=== SUPPLIED DATA ===
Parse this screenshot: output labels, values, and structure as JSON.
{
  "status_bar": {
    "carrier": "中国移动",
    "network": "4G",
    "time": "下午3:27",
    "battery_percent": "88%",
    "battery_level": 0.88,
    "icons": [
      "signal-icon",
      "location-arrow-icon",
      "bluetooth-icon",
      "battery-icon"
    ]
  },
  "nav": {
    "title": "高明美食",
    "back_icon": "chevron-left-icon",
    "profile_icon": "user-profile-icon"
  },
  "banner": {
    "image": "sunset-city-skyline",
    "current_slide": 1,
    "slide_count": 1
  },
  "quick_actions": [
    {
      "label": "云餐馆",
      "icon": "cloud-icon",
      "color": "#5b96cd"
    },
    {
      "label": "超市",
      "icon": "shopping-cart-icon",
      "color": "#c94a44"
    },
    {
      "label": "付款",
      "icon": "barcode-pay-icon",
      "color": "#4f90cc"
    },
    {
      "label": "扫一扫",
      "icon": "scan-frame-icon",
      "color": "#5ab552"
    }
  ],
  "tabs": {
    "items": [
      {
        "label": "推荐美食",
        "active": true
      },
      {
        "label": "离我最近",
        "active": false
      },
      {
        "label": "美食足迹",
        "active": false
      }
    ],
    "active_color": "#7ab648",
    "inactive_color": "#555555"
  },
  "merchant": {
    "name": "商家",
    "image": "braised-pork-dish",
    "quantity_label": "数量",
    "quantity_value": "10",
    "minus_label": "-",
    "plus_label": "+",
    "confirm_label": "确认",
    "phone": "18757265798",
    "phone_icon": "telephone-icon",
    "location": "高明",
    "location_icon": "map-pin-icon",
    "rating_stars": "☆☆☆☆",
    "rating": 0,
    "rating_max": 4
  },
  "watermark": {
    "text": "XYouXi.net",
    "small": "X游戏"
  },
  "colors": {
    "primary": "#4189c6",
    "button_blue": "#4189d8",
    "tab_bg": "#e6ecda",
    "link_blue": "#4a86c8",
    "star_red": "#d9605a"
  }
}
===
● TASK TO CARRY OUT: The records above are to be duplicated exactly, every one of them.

● ANSWER SECTION:
Parse this screenshot: output labels, values, and structure as JSON.
{
  "status_bar": {
    "carrier": "中国移动",
    "network": "4G",
    "time": "下午3:27",
    "battery_percent": "88%",
    "battery_level": 0.88,
    "icons": [
      "signal-icon",
      "location-arrow-icon",
      "bluetooth-icon",
      "battery-icon"
    ]
  },
  "nav": {
    "title": "高明美食",
    "back_icon": "chevron-left-icon",
    "profile_icon": "user-profile-icon"
  },
  "banner": {
    "image": "sunset-city-skyline",
    "current_slide": 1,
    "slide_count": 1
  },
  "quick_actions": [
    {
      "label": "云餐馆",
      "icon": "cloud-icon",
      "color": "#5b96cd"
    },
    {
      "label": "超市",
      "icon": "shopping-cart-icon",
      "color": "#c94a44"
    },
    {
      "label": "付款",
      "icon": "barcode-pay-icon",
      "color": "#4f90cc"
    },
    {
      "label": "扫一扫",
      "icon": "scan-frame-icon",
      "color": "#5ab552"
    }
  ],
  "tabs": {
    "items": [
      {
        "label": "推荐美食",
        "active": true
      },
      {
        "label": "离我最近",
        "active": false
      },
      {
        "label": "美食足迹",
        "active": false
      }
    ],
    "active_color": "#7ab648",
    "inactive_color": "#555555"
  },
  "merchant": {
    "name": "商家",
    "image": "braised-pork-dish",
    "quantity_label": "数量",
    "quantity_value": "10",
    "minus_label": "-",
    "plus_label": "+",
    "confirm_label": "确认",
    "phone": "18757265798",
    "phone_icon": "telephone-icon",
    "location": "高明",
    "location_icon": "map-pin-icon",
    "rating_stars": "☆☆☆☆",
    "rating": 0,
    "rating_max": 4
  },
  "watermark": {
    "text": "XYouXi.net",
    "small": "X游戏"
  },
  "colors": {
    "primary": "#4189c6",
    "button_blue": "#4189d8",
    "tab_bg": "#e6ecda",
    "link_blue": "#4a86c8",
    "star_red": "#d9605a"
  }
}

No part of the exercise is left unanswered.